S.E.N. Records, 2010
REVIEW BY: Josh Allen
ORIGINALLY PUBLISHED: 11/20/2010
Over the last decade, Chicago-based singer/songwriter Frank Tribes has earned numerous comparisons to classic pop rock artists like Neil Young, The Byrds, and even The Beach Boys. While these influences clearly permeate his fourth studio release, Lean Out Your Window, they mesh into a distinct voice that is uniquely Frank Tribes.
Honestly, the front third of the album did not immediately grab my attention, sticking mostly to formulaic pop rock elements. The sunny, poppy “Find Yourself Alone” is an uplifting track with lyrics reminiscent of a self-help book, harmonizing vocals, and occasional glistening, reverberating guitar chords.

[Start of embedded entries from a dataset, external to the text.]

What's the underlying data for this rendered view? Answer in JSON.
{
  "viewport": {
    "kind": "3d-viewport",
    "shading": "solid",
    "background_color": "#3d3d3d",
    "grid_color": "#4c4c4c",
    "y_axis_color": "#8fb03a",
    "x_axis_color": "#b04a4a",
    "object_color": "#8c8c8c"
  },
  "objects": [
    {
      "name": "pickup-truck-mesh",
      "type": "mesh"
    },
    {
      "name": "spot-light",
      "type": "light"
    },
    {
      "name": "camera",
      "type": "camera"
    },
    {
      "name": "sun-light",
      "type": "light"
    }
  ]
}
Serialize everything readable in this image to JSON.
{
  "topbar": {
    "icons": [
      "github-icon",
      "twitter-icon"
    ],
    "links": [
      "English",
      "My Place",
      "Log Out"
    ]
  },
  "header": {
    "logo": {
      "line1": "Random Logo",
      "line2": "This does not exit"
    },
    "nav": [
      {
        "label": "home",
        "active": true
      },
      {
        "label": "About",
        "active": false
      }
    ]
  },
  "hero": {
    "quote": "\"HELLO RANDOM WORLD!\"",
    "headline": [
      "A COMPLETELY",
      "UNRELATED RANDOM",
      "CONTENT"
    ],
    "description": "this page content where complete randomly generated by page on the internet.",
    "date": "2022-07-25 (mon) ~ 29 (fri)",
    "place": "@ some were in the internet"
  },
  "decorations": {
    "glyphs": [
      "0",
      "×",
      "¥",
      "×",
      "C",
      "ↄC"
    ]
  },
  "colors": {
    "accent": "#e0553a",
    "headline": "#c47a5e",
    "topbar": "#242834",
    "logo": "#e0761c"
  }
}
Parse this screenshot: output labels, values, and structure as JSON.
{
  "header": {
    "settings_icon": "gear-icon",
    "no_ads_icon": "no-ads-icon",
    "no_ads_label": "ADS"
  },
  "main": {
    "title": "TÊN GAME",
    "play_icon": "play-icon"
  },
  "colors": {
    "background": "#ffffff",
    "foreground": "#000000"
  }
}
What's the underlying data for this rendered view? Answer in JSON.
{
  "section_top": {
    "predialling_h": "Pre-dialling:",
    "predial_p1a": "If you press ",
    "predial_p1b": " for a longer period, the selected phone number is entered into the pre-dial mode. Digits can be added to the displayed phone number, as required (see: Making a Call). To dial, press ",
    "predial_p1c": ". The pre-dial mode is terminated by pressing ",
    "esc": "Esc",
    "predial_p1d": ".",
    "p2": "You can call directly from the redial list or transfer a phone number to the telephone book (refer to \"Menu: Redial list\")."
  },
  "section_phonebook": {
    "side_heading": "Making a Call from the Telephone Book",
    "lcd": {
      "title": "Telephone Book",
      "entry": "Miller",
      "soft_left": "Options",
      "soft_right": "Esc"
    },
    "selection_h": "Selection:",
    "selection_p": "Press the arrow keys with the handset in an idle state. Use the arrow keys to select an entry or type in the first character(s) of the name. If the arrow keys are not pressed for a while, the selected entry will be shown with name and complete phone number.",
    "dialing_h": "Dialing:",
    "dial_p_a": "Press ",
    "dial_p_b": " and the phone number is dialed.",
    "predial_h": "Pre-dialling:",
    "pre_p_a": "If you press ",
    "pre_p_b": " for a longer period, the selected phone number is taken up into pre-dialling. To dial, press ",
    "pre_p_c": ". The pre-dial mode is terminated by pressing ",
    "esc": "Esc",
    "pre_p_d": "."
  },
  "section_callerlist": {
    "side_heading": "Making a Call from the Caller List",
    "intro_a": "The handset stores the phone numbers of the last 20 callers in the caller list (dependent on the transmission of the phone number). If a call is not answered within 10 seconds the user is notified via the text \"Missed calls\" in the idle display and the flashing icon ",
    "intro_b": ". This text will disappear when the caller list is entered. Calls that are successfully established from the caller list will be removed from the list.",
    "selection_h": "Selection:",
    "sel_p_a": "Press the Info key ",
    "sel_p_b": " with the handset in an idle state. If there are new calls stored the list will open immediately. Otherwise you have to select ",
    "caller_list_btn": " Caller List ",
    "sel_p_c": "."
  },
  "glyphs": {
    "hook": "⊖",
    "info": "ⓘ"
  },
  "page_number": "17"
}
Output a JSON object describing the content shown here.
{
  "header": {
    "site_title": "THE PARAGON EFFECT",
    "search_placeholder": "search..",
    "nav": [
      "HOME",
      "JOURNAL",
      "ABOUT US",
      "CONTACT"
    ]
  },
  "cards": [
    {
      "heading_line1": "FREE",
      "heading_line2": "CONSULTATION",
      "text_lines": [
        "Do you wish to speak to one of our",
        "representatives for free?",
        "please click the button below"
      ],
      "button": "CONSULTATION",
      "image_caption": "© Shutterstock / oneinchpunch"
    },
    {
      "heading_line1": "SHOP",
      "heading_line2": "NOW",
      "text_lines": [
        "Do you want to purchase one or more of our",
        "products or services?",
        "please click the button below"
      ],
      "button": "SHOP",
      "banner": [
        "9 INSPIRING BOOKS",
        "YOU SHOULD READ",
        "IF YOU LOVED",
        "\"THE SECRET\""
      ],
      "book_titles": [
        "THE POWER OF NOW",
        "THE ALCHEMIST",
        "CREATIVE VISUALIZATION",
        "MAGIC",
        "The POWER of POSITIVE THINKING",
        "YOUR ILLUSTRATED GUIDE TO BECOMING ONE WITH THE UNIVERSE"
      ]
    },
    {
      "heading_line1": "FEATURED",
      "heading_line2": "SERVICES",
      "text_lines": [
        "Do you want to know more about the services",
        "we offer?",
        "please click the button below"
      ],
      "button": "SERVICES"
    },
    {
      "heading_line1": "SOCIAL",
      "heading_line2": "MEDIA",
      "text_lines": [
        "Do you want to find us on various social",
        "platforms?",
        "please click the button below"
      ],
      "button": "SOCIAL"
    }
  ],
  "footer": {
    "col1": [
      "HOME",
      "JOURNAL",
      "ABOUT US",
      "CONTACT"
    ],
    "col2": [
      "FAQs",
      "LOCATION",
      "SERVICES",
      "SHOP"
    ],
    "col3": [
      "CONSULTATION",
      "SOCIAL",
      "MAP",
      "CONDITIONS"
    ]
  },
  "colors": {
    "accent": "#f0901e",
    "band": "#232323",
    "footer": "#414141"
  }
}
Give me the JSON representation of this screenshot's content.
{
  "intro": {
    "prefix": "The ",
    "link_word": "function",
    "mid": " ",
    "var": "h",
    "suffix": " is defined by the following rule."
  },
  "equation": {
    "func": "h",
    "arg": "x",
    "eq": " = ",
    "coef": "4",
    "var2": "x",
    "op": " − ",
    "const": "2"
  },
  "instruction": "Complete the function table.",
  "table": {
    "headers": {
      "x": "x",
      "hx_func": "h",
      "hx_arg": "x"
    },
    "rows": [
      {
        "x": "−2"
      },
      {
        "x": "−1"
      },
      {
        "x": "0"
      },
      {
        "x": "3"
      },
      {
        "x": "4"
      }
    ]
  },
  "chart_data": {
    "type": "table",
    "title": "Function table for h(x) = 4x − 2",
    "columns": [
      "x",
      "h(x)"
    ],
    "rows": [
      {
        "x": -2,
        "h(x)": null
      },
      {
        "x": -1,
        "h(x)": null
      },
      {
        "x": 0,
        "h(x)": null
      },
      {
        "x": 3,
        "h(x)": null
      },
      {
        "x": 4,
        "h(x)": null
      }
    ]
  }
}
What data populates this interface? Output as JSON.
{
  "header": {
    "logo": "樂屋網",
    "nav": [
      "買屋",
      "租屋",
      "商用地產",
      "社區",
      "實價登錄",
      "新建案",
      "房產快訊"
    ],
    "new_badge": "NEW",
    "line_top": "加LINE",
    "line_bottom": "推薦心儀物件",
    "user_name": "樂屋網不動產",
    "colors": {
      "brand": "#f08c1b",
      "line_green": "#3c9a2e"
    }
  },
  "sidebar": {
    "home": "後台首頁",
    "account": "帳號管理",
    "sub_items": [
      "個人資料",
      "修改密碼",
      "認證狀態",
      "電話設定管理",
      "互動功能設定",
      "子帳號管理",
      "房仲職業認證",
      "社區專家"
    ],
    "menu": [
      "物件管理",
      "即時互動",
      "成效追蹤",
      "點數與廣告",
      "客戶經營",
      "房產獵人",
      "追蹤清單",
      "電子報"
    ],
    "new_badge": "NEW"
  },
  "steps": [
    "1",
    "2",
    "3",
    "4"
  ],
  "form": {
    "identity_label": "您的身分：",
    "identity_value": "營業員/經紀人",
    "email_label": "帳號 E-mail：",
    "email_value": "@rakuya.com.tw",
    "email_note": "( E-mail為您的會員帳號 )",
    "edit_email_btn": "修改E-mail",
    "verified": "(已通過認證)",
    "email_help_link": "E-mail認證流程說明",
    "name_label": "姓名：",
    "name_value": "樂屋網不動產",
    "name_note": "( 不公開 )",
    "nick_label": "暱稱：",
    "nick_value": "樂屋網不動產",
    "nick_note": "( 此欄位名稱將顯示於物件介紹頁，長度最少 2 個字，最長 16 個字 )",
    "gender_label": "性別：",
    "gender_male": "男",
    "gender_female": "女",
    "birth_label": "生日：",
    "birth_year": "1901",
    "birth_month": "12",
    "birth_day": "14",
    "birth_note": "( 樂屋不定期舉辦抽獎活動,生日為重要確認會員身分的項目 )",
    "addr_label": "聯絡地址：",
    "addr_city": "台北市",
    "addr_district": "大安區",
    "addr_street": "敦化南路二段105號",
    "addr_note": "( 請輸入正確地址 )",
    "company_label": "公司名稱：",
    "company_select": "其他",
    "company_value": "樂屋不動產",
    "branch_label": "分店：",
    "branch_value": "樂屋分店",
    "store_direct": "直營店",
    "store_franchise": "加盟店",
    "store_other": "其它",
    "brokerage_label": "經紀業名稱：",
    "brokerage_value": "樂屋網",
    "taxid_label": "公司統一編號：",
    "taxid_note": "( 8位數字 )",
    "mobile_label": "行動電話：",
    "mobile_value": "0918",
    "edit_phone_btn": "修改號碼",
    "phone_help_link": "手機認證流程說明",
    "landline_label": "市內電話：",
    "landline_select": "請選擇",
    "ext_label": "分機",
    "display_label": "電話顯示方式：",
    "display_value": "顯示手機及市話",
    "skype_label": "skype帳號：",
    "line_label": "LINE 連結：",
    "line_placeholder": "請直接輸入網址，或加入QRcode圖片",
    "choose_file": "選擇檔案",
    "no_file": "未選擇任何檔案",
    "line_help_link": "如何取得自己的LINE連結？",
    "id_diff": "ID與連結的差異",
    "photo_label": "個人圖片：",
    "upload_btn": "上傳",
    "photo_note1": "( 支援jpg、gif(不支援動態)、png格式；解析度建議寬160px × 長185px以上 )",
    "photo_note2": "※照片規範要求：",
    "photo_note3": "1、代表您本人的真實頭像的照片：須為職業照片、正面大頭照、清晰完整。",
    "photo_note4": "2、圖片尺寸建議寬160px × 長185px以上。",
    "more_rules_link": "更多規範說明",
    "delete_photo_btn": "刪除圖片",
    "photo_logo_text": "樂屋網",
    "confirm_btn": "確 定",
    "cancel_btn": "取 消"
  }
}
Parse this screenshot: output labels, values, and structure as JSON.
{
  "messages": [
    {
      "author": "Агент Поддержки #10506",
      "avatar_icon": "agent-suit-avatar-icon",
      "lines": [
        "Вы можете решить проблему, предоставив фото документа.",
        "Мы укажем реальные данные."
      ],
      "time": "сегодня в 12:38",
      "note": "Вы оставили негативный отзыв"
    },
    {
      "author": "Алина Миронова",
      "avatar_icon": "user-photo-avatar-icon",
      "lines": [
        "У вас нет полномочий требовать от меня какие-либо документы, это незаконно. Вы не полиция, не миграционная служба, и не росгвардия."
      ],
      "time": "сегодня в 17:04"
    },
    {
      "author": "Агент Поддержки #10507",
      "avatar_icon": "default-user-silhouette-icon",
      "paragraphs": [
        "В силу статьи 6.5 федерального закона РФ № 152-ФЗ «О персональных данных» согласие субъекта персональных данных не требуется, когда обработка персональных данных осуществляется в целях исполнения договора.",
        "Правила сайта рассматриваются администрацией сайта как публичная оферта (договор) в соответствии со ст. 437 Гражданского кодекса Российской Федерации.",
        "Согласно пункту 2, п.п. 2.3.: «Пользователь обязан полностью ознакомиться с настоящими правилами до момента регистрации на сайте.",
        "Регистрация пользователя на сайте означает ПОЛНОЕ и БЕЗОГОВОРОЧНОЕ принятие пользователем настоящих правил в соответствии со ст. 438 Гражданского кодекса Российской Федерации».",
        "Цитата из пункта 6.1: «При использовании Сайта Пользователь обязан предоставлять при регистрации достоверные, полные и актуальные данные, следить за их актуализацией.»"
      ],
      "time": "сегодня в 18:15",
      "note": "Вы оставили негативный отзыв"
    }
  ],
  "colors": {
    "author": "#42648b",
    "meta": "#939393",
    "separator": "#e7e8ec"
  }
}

Tightly structured “Sunshine Lane” grows on you, and the subdued and faintly sorrowful “Airplane, Anything!” is well-crafted. Neither of these is particularly outstanding, and the lyrics are a little uninspiring and occasionally puzzling.
Tribes throws a hell of a change-up with “Bitter Morning,” which is the most interesting composition on the album. An opening accordion feeds into a straightforward but infectious rhythm and melancholy melody that fits the song’s title. The chorus easily sports the most memorable hook on the album, “Don’t feel bad, you’re not shallow / I can see you’re one fine fellow / Have a laugh and drink until the bitter morning.” I dare you: just try and listen to the track once through and resist the temptation not to repeat it once or twice.
“Hanging Around” is another highlight, channeling My Morning Jacket, with its sonorous vocals and lean but graceful instrumentation, especially the gorgeous sequence shared by two acoustic guitars. Pizzicato strings behind the chorus are a subtle but fitting touch.
Throughout the album, the mood seems to feel fluid, which to me is a great sign. “Only My Voice” is downcast, with Tribes’s lonely voice accompanied by ghostly harmonizing vocals (“Falling, falling straight down / Thinking the end’s coming near”). Other tracks, by contrast, are decidedly more upbeat and charming like “Marilee” and “Now You’re Listening”, which features ostentatious Who-like drums and ascending guitar arpeggios to bring the album to a close.
Frank Tribes succeeds with Lean Out Your Window in crafting a solid, aurally pleasing album, carving his own style out of a conglomeration of influences from singers/songwriters’ and classic rockers’ past. It's a song or two away from greatness, but I’m sold that Tribes is a secret that the Windy City needs to share.